Directions:
Each record must appear in the answer exactly as it does in the data.

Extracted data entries
╔══

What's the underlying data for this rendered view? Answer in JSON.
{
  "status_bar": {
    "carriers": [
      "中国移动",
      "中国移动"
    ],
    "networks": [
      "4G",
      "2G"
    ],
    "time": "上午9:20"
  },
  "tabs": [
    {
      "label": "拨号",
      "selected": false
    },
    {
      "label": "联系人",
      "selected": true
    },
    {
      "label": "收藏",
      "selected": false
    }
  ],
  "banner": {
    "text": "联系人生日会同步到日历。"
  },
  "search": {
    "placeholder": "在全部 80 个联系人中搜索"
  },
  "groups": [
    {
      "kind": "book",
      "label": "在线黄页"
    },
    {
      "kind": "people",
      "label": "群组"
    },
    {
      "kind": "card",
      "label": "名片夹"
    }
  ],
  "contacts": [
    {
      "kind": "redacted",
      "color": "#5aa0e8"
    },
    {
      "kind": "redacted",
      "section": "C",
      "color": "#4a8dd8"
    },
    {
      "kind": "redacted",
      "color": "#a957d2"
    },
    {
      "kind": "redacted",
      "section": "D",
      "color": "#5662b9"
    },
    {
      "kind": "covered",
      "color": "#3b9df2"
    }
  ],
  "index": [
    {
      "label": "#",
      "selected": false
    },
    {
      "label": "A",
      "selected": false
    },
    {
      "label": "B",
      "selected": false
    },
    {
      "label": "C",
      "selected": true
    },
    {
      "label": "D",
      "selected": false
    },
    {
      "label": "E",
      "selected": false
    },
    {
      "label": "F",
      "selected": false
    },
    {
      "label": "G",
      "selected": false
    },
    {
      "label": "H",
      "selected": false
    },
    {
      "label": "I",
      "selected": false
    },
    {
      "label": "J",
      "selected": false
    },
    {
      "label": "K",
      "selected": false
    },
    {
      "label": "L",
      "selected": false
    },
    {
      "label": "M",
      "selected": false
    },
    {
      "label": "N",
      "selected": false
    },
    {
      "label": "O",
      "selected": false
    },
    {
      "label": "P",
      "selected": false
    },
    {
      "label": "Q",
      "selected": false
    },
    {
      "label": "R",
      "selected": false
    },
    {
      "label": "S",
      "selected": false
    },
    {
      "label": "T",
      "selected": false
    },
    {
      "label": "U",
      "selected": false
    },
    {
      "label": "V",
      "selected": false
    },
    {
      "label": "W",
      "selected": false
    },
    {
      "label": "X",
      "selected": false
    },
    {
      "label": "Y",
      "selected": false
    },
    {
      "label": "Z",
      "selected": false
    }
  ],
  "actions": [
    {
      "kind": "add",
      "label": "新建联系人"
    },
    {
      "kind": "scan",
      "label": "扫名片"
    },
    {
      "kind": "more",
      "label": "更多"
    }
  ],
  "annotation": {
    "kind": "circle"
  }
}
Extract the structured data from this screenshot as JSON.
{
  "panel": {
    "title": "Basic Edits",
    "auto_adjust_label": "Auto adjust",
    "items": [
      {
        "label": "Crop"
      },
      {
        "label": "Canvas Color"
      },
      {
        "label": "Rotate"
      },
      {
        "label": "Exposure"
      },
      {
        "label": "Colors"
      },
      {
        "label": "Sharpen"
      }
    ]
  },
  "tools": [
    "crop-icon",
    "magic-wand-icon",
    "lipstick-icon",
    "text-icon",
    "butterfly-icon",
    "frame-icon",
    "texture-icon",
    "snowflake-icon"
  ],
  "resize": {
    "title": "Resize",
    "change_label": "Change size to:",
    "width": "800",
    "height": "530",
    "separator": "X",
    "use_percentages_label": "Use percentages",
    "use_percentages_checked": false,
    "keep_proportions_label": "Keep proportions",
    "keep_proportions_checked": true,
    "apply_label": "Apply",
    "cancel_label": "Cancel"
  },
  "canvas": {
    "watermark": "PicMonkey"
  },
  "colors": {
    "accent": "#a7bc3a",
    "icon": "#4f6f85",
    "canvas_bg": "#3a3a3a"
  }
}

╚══

Reply to the exercise:
What's the underlying data for this rendered view? Answer in JSON.
{
  "status_bar": {
    "carriers": [
      "中国移动",
      "中国移动"
    ],
    "networks": [
      "4G",
      "2G"
    ],
    "time": "上午9:20"
  },
  "tabs": [
    {
      "label": "拨号",
      "selected": false
    },
    {
      "label": "联系人",
      "selected": true
    },
    {
      "label": "收藏",
      "selected": false
    }
  ],
  "banner": {
    "text": "联系人生日会同步到日历。"
  },
  "search": {
    "placeholder": "在全部 80 个联系人中搜索"
  },
  "groups": [
    {
      "kind": "book",
      "label": "在线黄页"
    },
    {
      "kind": "people",
      "label": "群组"
    },
    {
      "kind": "card",
      "label": "名片夹"
    }
  ],
  "contacts": [
    {
      "kind": "redacted",
      "color": "#5aa0e8"
    },
    {
      "kind": "redacted",
      "section": "C",
      "color": "#4a8dd8"
    },
    {
      "kind": "redacted",
      "color": "#a957d2"
    },
    {
      "kind": "redacted",
      "section": "D",
      "color": "#5662b9"
    },
    {
      "kind": "covered",
      "color": "#3b9df2"
    }
  ],
  "index": [
    {
      "label": "#",
      "selected": false
    },
    {
      "label": "A",
      "selected": false
    },
    {
      "label": "B",
      "selected": false
    },
    {
      "label": "C",
      "selected": true
    },
    {
      "label": "D",
      "selected": false
    },
    {
      "label": "E",
      "selected": false
    },
    {
      "label": "F",
      "selected": false
    },
    {
      "label": "G",
      "selected": false
    },
    {
      "label": "H",
      "selected": false
    },
    {
      "label": "I",
      "selected": false
    },
    {
      "label": "J",
      "selected": false
    },
    {
      "label": "K",
      "selected": false
    },
    {
      "label": "L",
      "selected": false
    },
    {
      "label": "M",
      "selected": false
    },
    {
      "label": "N",
      "selected": false
    },
    {
      "label": "O",
      "selected": false
    },
    {
      "label": "P",
      "selected": false
    },
    {
      "label": "Q",
      "selected": false
    },
    {
      "label": "R",
      "selected": false
    },
    {
      "label": "S",
      "selected": false
    },
    {
      "label": "T",
      "selected": false
    },
    {
      "label": "U",
      "selected": false
    },
    {
      "label": "V",
      "selected": false
    },
    {
      "label": "W",
      "selected": false
    },
    {
      "label": "X",
      "selected": false
    },
    {
      "label": "Y",
      "selected": false
    },
    {
      "label": "Z",
      "selected": false
    }
  ],
  "actions": [
    {
      "kind": "add",
      "label": "新建联系人"
    },
    {
      "kind": "scan",
      "label": "扫名片"
    },
    {
      "kind": "more",
      "label": "更多"
    }
  ],
  "annotation": {
    "kind": "circle"
  }
}
Extract the structured data from this screenshot as JSON.
{
  "panel": {
    "title": "Basic Edits",
    "auto_adjust_label": "Auto adjust",
    "items": [
      {
        "label": "Crop"
      },
      {
        "label": "Canvas Color"
      },
      {
        "label": "Rotate"
      },
      {
        "label": "Exposure"
      },
      {
        "label": "Colors"
      },
      {
        "label": "Sharpen"
      }
    ]
  },
  "tools": [
    "crop-icon",
    "magic-wand-icon",
    "lipstick-icon",
    "text-icon",
    "butterfly-icon",
    "frame-icon",
    "texture-icon",
    "snowflake-icon"
  ],
  "resize": {
    "title": "Resize",
    "change_label": "Change size to:",
    "width": "800",
    "height": "530",
    "separator": "X",
    "use_percentages_label": "Use percentages",
    "use_percentages_checked": false,
    "keep_proportions_label": "Keep proportions",
    "keep_proportions_checked": true,
    "apply_label": "Apply",
    "cancel_label": "Cancel"
  },
  "canvas": {
    "watermark": "PicMonkey"
  },
  "colors": {
    "accent": "#a7bc3a",
    "icon": "#4f6f85",
    "canvas_bg": "#3a3a3a"
  }
}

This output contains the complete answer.